→ **WHAT THIS TASK INVOLVES**
Make an exact copy of the listing underneath, skipping each picture.

→ **TASK MATERIAL**
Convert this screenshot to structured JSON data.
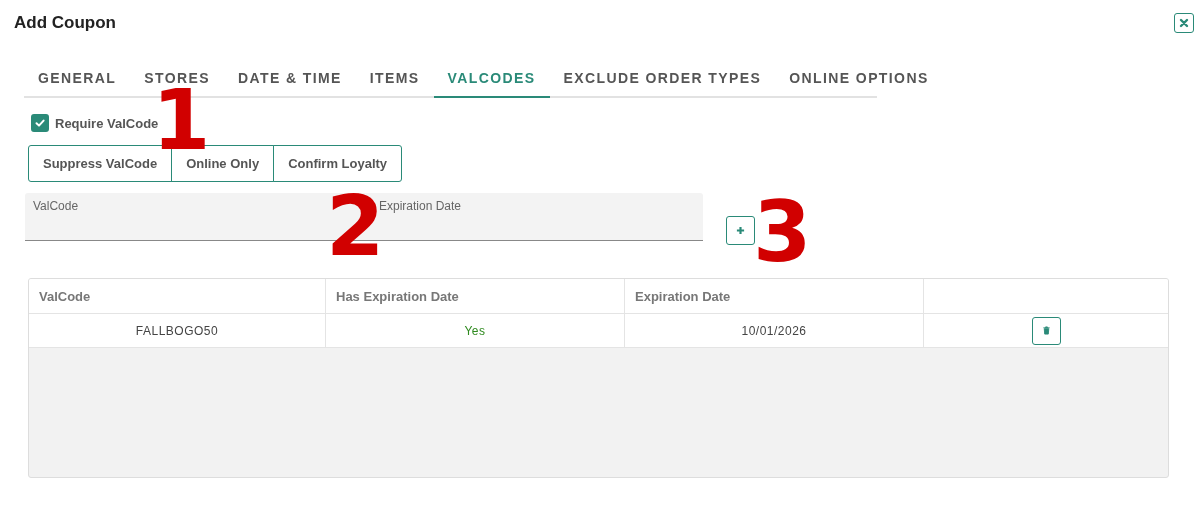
{
  "dialog": {
    "title": "Add Coupon"
  },
  "tabs": [
    {
      "label": "GENERAL",
      "selected": false
    },
    {
      "label": "STORES",
      "selected": false
    },
    {
      "label": "DATE & TIME",
      "selected": false
    },
    {
      "label": "ITEMS",
      "selected": false
    },
    {
      "label": "VALCODES",
      "selected": true
    },
    {
      "label": "EXCLUDE ORDER TYPES",
      "selected": false
    },
    {
      "label": "ONLINE OPTIONS",
      "selected": false
    }
  ],
  "require_valcode": {
    "label": "Require ValCode",
    "checked": true
  },
  "option_buttons": [
    "Suppress ValCode",
    "Online Only",
    "Confirm Loyalty"
  ],
  "fields": [
    {
      "placeholder": "ValCode"
    },
    {
      "placeholder": "Expiration Date"
    }
  ],
  "table": {
    "columns": [
      "ValCode",
      "Has Expiration Date",
      "Expiration Date"
    ],
    "rows": [
      {
        "valcode": "FALLBOGO50",
        "has_expiration": "Yes",
        "expiration_date": "10/01/2026"
      }
    ]
  },
  "annotations": [
    {
      "text": "1"
    },
    {
      "text": "2"
    },
    {
      "text": "3"
    }
  ]
}
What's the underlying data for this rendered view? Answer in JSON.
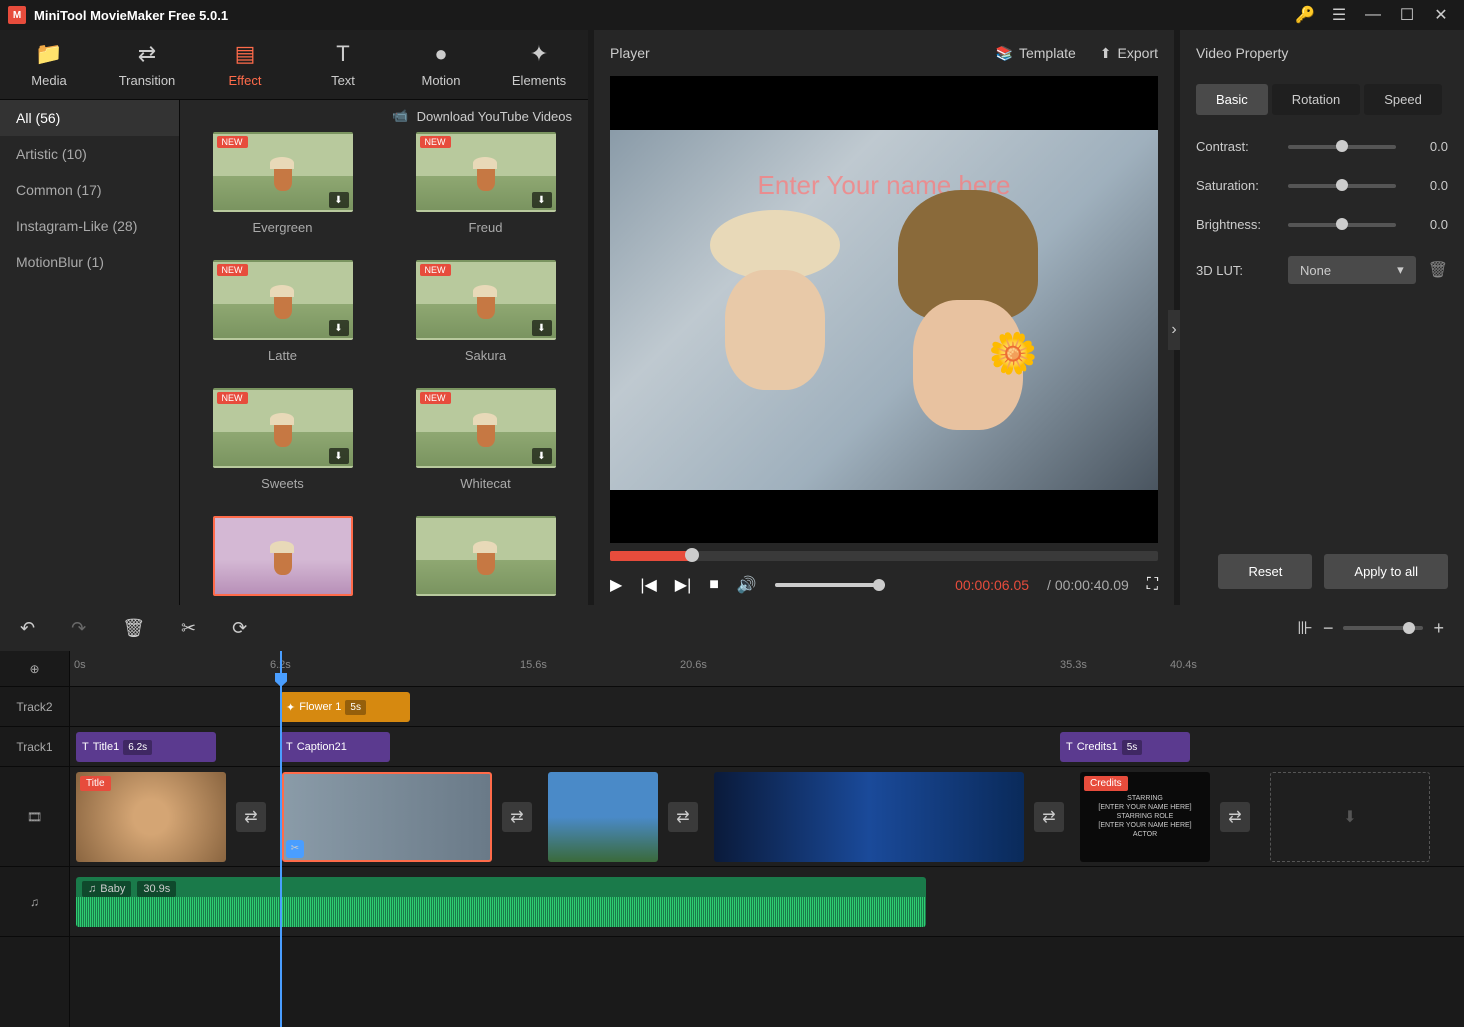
{
  "app": {
    "title": "MiniTool MovieMaker Free 5.0.1"
  },
  "mainTabs": [
    {
      "label": "Media"
    },
    {
      "label": "Transition"
    },
    {
      "label": "Effect"
    },
    {
      "label": "Text"
    },
    {
      "label": "Motion"
    },
    {
      "label": "Elements"
    }
  ],
  "effectCategories": [
    {
      "label": "All (56)"
    },
    {
      "label": "Artistic (10)"
    },
    {
      "label": "Common (17)"
    },
    {
      "label": "Instagram-Like (28)"
    },
    {
      "label": "MotionBlur (1)"
    }
  ],
  "downloadYoutube": "Download YouTube Videos",
  "effects": [
    {
      "name": "Evergreen"
    },
    {
      "name": "Freud"
    },
    {
      "name": "Latte"
    },
    {
      "name": "Sakura"
    },
    {
      "name": "Sweets"
    },
    {
      "name": "Whitecat"
    }
  ],
  "player": {
    "title": "Player",
    "template": "Template",
    "export": "Export",
    "previewText": "Enter Your name here",
    "currentTime": "00:00:06.05",
    "totalTime": "/  00:00:40.09"
  },
  "props": {
    "title": "Video Property",
    "tabs": [
      {
        "label": "Basic"
      },
      {
        "label": "Rotation"
      },
      {
        "label": "Speed"
      }
    ],
    "contrast": {
      "label": "Contrast:",
      "value": "0.0"
    },
    "saturation": {
      "label": "Saturation:",
      "value": "0.0"
    },
    "brightness": {
      "label": "Brightness:",
      "value": "0.0"
    },
    "lut": {
      "label": "3D LUT:",
      "value": "None"
    },
    "reset": "Reset",
    "apply": "Apply to all"
  },
  "timeline": {
    "ruler": [
      "0s",
      "6.2s",
      "15.6s",
      "20.6s",
      "35.3s",
      "40.4s"
    ],
    "track2": "Track2",
    "track1": "Track1",
    "clips": {
      "flower": {
        "name": "Flower 1",
        "dur": "5s"
      },
      "title1": {
        "name": "Title1",
        "dur": "6.2s"
      },
      "caption": {
        "name": "Caption21"
      },
      "credits": {
        "name": "Credits1",
        "dur": "5s"
      }
    },
    "videoClips": {
      "title": "Title",
      "credits": "Credits"
    },
    "audio": {
      "name": "Baby",
      "dur": "30.9s"
    }
  }
}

→ **ANSWER SPACE**
Convert this screenshot to structured JSON data.
{
  "dialog": {
    "title": "Add Coupon"
  },
  "tabs": [
    {
      "label": "GENERAL",
      "selected": false
    },
    {
      "label": "STORES",
      "selected": false
    },
    {
      "label": "DATE & TIME",
      "selected": false
    },
    {
      "label": "ITEMS",
      "selected": false
    },
    {
      "label": "VALCODES",
      "selected": true
    },
    {
      "label": "EXCLUDE ORDER TYPES",
      "selected": false
    },
    {
      "label": "ONLINE OPTIONS",
      "selected": false
    }
  ],
  "require_valcode": {
    "label": "Require ValCode",
    "checked": true
  },
  "option_buttons": [
    "Suppress ValCode",
    "Online Only",
    "Confirm Loyalty"
  ],
  "fields": [
    {
      "placeholder": "ValCode"
    },
    {
      "placeholder": "Expiration Date"
    }
  ],
  "table": {
    "columns": [
      "ValCode",
      "Has Expiration Date",
      "Expiration Date"
    ],
    "rows": [
      {
        "valcode": "FALLBOGO50",
        "has_expiration": "Yes",
        "expiration_date": "10/01/2026"
      }
    ]
  },
  "annotations": [
    {
      "text": "1"
    },
    {
      "text": "2"
    },
    {
      "text": "3"
    }
  ]
}
What's the underlying data for this rendered view? Answer in JSON.
{
  "app": {
    "title": "MiniTool MovieMaker Free 5.0.1"
  },
  "mainTabs": [
    {
      "label": "Media"
    },
    {
      "label": "Transition"
    },
    {
      "label": "Effect"
    },
    {
      "label": "Text"
    },
    {
      "label": "Motion"
    },
    {
      "label": "Elements"
    }
  ],
  "effectCategories": [
    {
      "label": "All (56)"
    },
    {
      "label": "Artistic (10)"
    },
    {
      "label": "Common (17)"
    },
    {
      "label": "Instagram-Like (28)"
    },
    {
      "label": "MotionBlur (1)"
    }
  ],
  "downloadYoutube": "Download YouTube Videos",
  "effects": [
    {
      "name": "Evergreen"
    },
    {
      "name": "Freud"
    },
    {
      "name": "Latte"
    },
    {
      "name": "Sakura"
    },
    {
      "name": "Sweets"
    },
    {
      "name": "Whitecat"
    }
  ],
  "player": {
    "title": "Player",
    "template": "Template",
    "export": "Export",
    "previewText": "Enter Your name here",
    "currentTime": "00:00:06.05",
    "totalTime": "/  00:00:40.09"
  },
  "props": {
    "title": "Video Property",
    "tabs": [
      {
        "label": "Basic"
      },
      {
        "label": "Rotation"
      },
      {
        "label": "Speed"
      }
    ],
    "contrast": {
      "label": "Contrast:",
      "value": "0.0"
    },
    "saturation": {
      "label": "Saturation:",
      "value": "0.0"
    },
    "brightness": {
      "label": "Brightness:",
      "value": "0.0"
    },
    "lut": {
      "label": "3D LUT:",
      "value": "None"
    },
    "reset": "Reset",
    "apply": "Apply to all"
  },
  "timeline": {
    "ruler": [
      "0s",
      "6.2s",
      "15.6s",
      "20.6s",
      "35.3s",
      "40.4s"
    ],
    "track2": "Track2",
    "track1": "Track1",
    "clips": {
      "flower": {
        "name": "Flower 1",
        "dur": "5s"
      },
      "title1": {
        "name": "Title1",
        "dur": "6.2s"
      },
      "caption": {
        "name": "Caption21"
      },
      "credits": {
        "name": "Credits1",
        "dur": "5s"
      }
    },
    "videoClips": {
      "title": "Title",
      "credits": "Credits"
    },
    "audio": {
      "name": "Baby",
      "dur": "30.9s"
    }
  }
}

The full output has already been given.